:: Directions for this task ::
Using the listing below, return every line that includes "CreateTicketScreenPriorityDropDown".

:: Material for the task ::
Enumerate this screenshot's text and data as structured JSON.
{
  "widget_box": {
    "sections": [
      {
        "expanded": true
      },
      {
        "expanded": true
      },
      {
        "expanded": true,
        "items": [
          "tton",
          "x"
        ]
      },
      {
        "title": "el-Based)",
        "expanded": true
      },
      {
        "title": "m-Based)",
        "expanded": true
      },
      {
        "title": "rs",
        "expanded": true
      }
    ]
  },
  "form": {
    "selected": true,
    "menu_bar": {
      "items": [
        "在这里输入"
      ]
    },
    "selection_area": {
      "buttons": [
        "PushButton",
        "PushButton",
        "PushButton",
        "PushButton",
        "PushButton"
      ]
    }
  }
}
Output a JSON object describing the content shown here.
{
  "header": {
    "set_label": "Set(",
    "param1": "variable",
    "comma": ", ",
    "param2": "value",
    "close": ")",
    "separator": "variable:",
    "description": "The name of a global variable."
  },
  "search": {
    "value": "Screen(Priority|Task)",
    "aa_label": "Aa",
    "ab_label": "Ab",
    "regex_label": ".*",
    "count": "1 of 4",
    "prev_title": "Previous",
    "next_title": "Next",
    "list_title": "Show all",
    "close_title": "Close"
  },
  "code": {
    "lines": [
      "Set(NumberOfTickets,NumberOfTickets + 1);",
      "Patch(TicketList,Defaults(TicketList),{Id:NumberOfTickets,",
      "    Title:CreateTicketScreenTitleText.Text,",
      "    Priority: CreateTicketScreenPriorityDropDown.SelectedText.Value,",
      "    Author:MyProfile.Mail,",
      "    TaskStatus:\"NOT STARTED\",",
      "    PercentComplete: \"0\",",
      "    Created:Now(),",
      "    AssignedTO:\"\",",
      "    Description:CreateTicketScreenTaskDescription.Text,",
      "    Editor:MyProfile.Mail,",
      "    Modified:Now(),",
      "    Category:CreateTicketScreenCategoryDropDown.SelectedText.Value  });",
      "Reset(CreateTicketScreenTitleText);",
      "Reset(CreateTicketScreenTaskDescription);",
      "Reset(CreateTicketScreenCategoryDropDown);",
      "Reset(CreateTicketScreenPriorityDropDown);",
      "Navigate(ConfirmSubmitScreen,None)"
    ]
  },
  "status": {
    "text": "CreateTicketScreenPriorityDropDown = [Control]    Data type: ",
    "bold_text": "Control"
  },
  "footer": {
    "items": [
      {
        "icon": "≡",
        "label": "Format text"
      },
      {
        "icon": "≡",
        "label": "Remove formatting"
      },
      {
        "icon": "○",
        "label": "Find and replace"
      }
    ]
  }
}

:: Solution ::
      "    Priority: CreateTicketScreenPriorityDropDown.SelectedText.Value,",
      "Reset(CreateTicketScreenPriorityDropDown);",
    "text": "CreateTicketScreenPriorityDropDown = [Control]    Data type: ",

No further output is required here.